= What needs to be done =
Which lines in the data below contain the string "JSON"? Show each one.

= Input =
··········
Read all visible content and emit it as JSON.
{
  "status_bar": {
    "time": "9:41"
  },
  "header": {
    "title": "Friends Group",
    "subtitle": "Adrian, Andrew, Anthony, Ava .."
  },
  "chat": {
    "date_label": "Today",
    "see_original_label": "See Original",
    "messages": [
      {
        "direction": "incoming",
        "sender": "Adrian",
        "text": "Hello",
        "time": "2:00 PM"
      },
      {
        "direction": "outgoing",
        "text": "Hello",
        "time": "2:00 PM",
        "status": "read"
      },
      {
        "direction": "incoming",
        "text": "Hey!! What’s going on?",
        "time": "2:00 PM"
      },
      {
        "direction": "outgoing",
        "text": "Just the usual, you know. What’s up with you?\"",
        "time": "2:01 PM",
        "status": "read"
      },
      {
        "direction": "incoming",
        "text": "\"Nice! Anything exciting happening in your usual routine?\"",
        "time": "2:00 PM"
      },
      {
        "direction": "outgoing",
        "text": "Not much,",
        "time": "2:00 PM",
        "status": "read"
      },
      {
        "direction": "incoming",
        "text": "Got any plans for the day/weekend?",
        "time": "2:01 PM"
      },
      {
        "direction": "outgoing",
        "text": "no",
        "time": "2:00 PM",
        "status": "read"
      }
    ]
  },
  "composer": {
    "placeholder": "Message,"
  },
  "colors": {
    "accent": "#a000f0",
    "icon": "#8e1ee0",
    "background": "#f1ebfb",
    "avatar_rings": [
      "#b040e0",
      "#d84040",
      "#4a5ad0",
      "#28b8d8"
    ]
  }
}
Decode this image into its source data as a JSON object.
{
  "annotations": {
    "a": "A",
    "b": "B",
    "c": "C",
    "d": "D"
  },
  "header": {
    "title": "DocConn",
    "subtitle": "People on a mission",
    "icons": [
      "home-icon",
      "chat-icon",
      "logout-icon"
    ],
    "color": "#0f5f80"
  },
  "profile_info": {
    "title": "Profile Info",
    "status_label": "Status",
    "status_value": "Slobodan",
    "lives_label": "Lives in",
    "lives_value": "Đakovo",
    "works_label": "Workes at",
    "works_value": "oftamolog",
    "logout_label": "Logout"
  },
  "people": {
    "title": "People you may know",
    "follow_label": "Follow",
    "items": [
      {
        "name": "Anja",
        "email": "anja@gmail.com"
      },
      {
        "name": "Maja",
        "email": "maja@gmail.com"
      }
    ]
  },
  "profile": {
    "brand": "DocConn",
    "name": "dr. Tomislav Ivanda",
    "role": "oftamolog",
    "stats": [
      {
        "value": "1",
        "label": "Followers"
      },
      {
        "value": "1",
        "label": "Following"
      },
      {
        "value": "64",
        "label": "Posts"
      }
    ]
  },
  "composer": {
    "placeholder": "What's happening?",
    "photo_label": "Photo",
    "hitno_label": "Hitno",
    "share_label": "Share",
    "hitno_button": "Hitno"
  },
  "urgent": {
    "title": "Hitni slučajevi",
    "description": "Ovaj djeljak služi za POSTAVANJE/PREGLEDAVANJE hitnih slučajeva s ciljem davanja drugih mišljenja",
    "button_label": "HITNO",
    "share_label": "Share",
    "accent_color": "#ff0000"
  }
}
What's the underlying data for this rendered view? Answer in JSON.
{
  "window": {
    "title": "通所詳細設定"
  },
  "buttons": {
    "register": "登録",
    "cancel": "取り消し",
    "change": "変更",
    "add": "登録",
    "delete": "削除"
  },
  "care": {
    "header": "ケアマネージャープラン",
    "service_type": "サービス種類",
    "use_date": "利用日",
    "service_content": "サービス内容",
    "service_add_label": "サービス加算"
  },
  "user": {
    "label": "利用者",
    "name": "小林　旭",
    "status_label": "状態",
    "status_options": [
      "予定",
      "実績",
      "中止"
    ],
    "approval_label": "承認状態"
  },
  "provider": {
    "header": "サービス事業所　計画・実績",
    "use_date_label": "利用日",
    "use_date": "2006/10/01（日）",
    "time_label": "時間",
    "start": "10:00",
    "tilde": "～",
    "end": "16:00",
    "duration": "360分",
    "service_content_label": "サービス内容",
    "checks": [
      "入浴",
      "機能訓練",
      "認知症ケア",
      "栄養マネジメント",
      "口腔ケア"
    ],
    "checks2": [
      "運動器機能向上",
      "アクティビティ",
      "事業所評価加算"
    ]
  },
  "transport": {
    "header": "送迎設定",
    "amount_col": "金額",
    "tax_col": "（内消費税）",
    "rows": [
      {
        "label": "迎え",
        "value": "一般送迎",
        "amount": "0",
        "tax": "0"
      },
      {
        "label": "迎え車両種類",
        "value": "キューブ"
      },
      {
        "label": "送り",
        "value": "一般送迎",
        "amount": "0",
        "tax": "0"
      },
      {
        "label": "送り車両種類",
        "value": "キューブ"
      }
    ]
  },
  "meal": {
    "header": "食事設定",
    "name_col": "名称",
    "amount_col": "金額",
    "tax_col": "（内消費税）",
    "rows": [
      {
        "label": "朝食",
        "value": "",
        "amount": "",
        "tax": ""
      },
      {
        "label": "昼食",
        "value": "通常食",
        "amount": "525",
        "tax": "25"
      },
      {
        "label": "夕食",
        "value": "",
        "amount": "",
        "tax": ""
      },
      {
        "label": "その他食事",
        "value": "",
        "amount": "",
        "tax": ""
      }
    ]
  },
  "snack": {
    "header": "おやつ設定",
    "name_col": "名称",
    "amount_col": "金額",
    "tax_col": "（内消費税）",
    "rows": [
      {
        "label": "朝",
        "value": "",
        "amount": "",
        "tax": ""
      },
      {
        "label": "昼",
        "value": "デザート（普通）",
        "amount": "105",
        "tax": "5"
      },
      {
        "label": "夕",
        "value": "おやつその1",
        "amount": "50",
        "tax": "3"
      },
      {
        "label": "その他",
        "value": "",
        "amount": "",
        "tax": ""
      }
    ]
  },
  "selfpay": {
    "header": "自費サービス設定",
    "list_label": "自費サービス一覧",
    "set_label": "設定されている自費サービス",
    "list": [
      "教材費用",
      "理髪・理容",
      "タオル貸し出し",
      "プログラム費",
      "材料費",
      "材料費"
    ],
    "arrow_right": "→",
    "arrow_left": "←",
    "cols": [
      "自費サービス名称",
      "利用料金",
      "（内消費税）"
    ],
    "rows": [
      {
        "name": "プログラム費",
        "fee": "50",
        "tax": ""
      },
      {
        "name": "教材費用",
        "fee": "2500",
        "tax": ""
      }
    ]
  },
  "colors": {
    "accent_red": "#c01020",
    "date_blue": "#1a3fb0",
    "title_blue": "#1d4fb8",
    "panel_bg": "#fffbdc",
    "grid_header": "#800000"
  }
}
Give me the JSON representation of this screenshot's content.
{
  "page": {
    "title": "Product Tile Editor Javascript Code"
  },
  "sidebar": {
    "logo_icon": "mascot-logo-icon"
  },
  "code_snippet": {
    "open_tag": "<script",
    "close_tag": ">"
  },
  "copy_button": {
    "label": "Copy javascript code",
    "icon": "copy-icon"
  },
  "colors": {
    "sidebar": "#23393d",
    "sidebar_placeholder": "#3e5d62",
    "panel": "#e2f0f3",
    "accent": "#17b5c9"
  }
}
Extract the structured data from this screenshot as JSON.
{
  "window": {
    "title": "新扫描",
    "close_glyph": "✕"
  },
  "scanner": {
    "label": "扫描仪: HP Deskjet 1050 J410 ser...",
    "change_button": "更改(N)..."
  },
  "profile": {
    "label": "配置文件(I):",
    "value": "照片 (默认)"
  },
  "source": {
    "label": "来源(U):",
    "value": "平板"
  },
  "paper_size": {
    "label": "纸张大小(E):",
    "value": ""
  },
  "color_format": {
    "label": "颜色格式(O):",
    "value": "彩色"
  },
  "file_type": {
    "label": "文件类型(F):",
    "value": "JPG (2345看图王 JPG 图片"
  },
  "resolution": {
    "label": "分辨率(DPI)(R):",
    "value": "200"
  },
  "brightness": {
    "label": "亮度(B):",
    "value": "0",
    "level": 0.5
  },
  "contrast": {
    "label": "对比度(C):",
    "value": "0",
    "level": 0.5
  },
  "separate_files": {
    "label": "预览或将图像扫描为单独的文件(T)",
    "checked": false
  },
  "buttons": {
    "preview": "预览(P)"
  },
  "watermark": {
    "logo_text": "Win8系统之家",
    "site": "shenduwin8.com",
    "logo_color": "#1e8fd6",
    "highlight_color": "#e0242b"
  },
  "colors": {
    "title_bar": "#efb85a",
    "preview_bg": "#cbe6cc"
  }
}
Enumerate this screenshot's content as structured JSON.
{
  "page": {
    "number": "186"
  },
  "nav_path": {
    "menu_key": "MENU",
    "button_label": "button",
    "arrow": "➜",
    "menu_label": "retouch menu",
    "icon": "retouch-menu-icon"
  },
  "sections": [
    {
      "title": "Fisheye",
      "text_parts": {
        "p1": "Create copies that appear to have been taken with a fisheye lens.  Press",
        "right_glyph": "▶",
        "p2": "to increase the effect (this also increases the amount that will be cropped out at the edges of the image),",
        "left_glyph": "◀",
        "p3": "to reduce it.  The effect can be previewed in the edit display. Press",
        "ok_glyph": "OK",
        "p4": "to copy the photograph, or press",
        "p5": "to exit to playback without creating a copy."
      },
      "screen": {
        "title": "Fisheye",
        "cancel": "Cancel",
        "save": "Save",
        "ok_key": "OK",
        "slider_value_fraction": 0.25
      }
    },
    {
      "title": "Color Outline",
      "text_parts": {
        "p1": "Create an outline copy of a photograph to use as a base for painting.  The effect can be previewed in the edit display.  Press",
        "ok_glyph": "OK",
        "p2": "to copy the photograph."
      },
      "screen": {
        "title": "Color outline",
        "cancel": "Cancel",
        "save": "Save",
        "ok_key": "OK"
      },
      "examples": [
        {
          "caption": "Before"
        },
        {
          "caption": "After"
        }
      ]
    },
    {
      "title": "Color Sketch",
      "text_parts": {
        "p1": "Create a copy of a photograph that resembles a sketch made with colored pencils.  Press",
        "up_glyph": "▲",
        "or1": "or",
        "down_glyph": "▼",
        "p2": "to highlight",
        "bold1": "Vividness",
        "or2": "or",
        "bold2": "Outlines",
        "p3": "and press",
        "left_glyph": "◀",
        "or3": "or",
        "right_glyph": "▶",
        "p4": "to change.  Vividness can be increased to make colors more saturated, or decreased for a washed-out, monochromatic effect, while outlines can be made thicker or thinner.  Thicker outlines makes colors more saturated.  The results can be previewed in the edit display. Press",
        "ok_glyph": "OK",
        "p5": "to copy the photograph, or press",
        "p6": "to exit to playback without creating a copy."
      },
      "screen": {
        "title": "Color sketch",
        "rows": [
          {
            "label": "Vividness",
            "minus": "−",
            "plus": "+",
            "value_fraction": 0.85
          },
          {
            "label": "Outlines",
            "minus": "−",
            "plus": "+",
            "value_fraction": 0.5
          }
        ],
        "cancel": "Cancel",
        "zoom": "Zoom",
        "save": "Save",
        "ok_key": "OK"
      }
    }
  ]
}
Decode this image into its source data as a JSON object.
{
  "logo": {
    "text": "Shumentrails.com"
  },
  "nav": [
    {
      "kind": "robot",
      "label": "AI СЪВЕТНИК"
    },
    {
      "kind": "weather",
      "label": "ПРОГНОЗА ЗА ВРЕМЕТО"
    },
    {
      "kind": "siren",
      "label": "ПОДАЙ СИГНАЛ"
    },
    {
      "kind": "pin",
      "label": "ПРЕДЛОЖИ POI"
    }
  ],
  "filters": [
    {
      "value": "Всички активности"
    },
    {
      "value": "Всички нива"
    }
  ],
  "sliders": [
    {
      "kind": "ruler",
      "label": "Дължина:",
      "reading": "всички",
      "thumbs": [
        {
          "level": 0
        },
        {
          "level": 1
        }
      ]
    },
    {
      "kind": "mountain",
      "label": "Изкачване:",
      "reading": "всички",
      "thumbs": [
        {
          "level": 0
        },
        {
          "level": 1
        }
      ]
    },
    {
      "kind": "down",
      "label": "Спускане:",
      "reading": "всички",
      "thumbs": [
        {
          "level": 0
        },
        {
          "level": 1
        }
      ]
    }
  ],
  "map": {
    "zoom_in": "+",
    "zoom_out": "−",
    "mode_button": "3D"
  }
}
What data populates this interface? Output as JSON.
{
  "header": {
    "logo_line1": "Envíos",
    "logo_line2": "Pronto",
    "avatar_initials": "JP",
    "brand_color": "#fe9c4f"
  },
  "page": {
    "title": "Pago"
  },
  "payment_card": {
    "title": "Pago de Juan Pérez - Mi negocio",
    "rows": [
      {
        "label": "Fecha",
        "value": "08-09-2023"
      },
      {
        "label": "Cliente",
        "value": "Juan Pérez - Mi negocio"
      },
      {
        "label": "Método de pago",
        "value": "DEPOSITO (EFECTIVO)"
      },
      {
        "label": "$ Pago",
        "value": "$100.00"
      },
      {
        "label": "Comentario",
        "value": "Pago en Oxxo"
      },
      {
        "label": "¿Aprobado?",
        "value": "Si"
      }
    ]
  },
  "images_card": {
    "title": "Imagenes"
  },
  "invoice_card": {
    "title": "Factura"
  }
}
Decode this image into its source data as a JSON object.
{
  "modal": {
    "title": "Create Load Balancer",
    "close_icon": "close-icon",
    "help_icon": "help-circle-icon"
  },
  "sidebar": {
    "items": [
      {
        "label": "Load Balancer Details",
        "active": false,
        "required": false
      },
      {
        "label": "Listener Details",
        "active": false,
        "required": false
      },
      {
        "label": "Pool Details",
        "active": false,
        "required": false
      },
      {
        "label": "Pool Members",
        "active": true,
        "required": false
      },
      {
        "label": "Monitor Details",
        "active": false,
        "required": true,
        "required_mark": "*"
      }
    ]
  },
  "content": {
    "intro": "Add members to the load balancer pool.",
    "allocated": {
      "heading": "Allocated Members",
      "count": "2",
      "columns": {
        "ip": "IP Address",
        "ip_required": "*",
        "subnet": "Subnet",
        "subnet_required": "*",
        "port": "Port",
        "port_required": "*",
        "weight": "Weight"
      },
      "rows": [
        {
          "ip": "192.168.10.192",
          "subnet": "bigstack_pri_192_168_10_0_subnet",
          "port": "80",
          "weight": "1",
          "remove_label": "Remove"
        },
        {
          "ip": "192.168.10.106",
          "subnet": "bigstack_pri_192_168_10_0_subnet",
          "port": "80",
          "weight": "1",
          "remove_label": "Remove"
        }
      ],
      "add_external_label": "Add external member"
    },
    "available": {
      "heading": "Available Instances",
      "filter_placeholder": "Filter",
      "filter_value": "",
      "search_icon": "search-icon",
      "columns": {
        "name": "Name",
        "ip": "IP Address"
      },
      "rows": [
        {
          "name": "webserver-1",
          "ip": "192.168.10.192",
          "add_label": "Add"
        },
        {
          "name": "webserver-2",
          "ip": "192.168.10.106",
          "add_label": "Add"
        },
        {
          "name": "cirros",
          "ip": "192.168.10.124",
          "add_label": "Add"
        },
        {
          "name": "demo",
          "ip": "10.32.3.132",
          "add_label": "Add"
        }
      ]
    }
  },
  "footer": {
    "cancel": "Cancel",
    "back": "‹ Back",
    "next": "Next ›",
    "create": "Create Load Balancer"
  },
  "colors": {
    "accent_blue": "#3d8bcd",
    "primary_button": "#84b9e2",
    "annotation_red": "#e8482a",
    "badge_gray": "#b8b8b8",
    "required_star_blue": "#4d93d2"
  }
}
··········
= Output =
Read all visible content and emit it as JSON.
Decode this image into its source data as a JSON object.
What's the underlying data for this rendered view? Answer in JSON.
Give me the JSON representation of this screenshot's content.
Extract the structured data from this screenshot as JSON.
Enumerate this screenshot's content as structured JSON.
Decode this image into its source data as a JSON object.
What data populates this interface? Output as JSON.
Decode this image into its source data as a JSON object.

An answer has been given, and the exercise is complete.